We therefore AFFIRM the superior court's judgment.
 AS 11.41.100(a)(1)(A).
 See Braham v. State, 571 P.2d 631, 643 (Alaska 1977) (holding that information from ongoing investigations must be disclosed if relevant and if disclosure will not "harm enforcement or protection efforts").
 See Walden v. State Dep't of Transp., 27 P.3d 297, 303 (Alaska 2001) (evidence of prior or subsequent accidents is admissible in product liability litigation so long as the incident took place under substantially similar circumstances).
 See Thorne v. Dep't of Pub. Safety, 774 P.2d 1326, 1331-32 & n. 12 (Alaska 1989) (finding that when the State fails to preserve evidence, the jury should be directed to presume that the evidence would have been favorable to the defendant).

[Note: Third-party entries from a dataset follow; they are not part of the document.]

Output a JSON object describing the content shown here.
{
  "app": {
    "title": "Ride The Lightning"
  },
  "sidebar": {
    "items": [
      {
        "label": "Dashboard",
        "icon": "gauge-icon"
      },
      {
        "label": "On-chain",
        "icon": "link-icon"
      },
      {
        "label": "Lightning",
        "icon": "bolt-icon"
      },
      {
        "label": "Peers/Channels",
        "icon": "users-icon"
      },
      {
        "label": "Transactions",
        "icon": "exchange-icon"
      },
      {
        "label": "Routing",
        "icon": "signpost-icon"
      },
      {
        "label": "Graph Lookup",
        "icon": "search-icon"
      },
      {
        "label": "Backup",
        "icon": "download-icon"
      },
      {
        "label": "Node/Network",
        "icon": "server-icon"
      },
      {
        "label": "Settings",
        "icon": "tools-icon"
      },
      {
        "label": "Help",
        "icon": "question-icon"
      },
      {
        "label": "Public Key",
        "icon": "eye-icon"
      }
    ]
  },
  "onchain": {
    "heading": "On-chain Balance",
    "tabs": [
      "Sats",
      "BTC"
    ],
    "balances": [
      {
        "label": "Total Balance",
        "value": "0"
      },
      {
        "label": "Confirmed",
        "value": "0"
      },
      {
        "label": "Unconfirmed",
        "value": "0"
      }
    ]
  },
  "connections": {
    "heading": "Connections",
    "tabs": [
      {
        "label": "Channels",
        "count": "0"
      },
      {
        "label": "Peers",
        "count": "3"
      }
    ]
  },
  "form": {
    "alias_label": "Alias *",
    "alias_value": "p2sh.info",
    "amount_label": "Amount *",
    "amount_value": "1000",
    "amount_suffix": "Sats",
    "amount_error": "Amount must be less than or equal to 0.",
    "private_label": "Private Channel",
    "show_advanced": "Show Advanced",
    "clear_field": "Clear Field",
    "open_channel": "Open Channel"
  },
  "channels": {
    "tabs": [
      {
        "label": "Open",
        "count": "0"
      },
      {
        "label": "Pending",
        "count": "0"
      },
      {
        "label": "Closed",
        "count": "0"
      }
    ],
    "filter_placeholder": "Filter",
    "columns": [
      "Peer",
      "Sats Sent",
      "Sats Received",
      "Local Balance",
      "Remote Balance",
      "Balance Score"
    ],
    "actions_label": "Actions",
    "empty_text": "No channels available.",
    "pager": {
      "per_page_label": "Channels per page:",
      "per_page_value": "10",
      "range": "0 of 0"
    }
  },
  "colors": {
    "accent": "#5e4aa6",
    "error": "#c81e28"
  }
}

 See March v. State, 859 P.2d 714, 716 (Alaska App.1993) ("While officers have a duty to preserve potentially exculpatory evidence actually gathered during a criminal investigation, the due process clause has never required officers to undertake a state-of-the-art investigation of all reported crimes.").
 Putnam v. State, 629 P.2d 35, 43 (Alaska 1980), abrogated on other grounds by Stephan v. State, 711 P.2d 1156, 1159 (Alaska 1985) ("[W]here it appears that the evidence was lost or destroyed in good faith, the imposition of sanctions will depend upon the degree to which the defendant has been prejudiced."); State v. Contreras, 674 P.2d 792, 821 (Alaska App.1983), rev'd on other grounds, 718 P.2d 129, 130 (Alaska 1986) ("[W]here no specific rule or court decision requires the prosecution to preserve the evidence in question . . . the defendant bears the burden of proving that, if preserved, the evidence would have been exculpatory.").
 See Keith v. State, 612 P.2d 977, 984 (Alaska 1980) (admitting character evidence over the State's objection that it was cumulative where the evidence "was vital to the defendant's version of the events").
 See Alaska Evid. R. 404(a); Linehan v. State, 224 P.3d 126, 146-47 (Alaska App.2010) (holding that evidence that defendant admired a murderous movie character was not admissible to show that she committed murder).
 See Alaska Evid. R. 405; Allen v. State, 945 P.2d 1233, 1239-40 (Alaska App.1997) (holding that evidence of defendant's prior acts of violence was not admissible to prove his character for violence).
 Fickes v. Petrolane-Alaska Gas Serv., Inc., 628 P.2d 908, 910 (Alaska 1981) (quoting West v. State, 409 P.2d 847, 852 (Alaska 1966)); see also Manrique v. State, 177 P.3d 1188, 1191 (Alaska App.2008).